Whenever a line in the listing contains "缩聚后的刚度数据", copy that line.

*** Data supplied ***

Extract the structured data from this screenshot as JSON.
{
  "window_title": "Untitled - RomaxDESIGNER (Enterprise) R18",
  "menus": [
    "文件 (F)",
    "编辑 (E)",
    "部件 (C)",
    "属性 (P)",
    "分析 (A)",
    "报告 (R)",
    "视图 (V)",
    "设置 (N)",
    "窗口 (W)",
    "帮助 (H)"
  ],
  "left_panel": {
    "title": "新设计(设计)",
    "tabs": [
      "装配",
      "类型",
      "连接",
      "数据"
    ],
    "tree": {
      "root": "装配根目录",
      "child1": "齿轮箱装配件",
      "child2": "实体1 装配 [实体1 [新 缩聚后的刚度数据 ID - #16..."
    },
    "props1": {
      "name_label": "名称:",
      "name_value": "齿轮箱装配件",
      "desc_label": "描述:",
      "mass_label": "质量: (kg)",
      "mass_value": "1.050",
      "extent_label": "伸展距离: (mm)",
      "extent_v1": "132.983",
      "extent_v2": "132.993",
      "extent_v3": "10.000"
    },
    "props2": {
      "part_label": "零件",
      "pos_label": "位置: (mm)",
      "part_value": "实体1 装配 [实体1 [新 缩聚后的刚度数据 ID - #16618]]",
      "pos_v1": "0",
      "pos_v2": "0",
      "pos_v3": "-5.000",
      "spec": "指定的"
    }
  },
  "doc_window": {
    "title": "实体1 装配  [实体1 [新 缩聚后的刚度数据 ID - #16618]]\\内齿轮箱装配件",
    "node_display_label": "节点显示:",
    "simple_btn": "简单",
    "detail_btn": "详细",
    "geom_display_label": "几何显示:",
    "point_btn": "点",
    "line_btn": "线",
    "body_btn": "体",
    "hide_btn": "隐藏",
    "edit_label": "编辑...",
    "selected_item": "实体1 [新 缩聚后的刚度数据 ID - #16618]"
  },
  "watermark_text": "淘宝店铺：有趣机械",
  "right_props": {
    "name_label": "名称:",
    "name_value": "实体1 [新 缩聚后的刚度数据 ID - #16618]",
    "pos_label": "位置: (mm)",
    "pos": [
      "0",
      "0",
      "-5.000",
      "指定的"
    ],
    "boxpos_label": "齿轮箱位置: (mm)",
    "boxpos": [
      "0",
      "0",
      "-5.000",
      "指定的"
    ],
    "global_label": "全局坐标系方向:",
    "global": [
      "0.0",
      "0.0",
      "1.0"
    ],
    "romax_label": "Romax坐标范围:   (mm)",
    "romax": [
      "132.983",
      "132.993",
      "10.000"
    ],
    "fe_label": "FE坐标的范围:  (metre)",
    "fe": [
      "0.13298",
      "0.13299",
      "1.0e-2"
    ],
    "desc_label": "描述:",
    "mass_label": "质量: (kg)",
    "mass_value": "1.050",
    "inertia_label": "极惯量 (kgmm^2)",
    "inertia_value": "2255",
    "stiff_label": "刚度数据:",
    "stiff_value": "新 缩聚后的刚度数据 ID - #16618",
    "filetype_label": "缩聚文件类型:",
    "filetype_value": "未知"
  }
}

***

▶ **Exercise solution**
      "child2": "实体1 装配 [实体1 [新 缩聚后的刚度数据 ID - #16..."
      "part_value": "实体1 装配 [实体1 [新 缩聚后的刚度数据 ID - #16618]]",
    "title": "实体1 装配  [实体1 [新 缩聚后的刚度数据 ID - #16618]]\\内齿轮箱装配件",
    "selected_item": "实体1 [新 缩聚后的刚度数据 ID - #16618]"
    "name_value": "实体1 [新 缩聚后的刚度数据 ID - #16618]",
    "stiff_value": "新 缩聚后的刚度数据 ID - #16618",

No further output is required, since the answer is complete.